[What the exercise asks] Search the records for "RESULTADO" and copy each line that holds it.

[Page and application data records]
↓↓↓

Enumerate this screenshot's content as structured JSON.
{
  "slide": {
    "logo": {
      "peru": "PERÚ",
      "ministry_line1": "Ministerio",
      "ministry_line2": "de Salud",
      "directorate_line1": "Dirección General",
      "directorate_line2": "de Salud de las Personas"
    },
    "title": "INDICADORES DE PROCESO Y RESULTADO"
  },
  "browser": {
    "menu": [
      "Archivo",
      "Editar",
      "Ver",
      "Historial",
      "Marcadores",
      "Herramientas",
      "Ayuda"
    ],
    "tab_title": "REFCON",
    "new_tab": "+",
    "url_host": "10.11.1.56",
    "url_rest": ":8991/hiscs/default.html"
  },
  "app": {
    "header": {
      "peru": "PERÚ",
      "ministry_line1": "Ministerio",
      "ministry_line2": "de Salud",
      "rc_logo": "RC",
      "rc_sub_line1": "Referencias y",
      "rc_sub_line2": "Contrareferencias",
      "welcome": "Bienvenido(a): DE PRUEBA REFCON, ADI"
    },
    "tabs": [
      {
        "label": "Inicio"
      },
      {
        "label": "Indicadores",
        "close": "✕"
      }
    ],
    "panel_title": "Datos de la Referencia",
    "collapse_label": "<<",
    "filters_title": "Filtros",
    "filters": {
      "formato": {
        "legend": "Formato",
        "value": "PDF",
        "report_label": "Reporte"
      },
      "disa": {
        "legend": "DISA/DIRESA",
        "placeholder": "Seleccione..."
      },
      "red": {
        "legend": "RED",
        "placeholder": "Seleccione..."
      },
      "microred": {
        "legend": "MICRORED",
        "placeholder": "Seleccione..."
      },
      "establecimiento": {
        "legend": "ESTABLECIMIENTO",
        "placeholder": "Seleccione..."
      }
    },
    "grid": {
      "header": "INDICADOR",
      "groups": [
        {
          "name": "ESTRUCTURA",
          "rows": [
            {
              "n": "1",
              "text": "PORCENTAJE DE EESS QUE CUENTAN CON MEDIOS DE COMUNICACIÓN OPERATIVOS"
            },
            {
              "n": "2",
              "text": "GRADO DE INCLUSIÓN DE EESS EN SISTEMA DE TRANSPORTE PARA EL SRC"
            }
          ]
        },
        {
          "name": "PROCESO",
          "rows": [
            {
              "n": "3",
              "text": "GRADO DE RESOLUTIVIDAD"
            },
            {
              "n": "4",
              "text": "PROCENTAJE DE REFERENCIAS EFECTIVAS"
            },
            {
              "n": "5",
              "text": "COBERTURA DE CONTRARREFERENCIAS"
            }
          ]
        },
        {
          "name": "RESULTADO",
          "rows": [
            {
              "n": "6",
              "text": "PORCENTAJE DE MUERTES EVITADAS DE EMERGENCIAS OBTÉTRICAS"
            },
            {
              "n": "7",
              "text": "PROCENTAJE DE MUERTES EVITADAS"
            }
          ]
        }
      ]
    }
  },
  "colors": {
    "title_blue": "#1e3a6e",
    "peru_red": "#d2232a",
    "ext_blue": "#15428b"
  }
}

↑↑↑

[Result]
    "title": "INDICADORES DE PROCESO Y RESULTADO"
          "name": "RESULTADO",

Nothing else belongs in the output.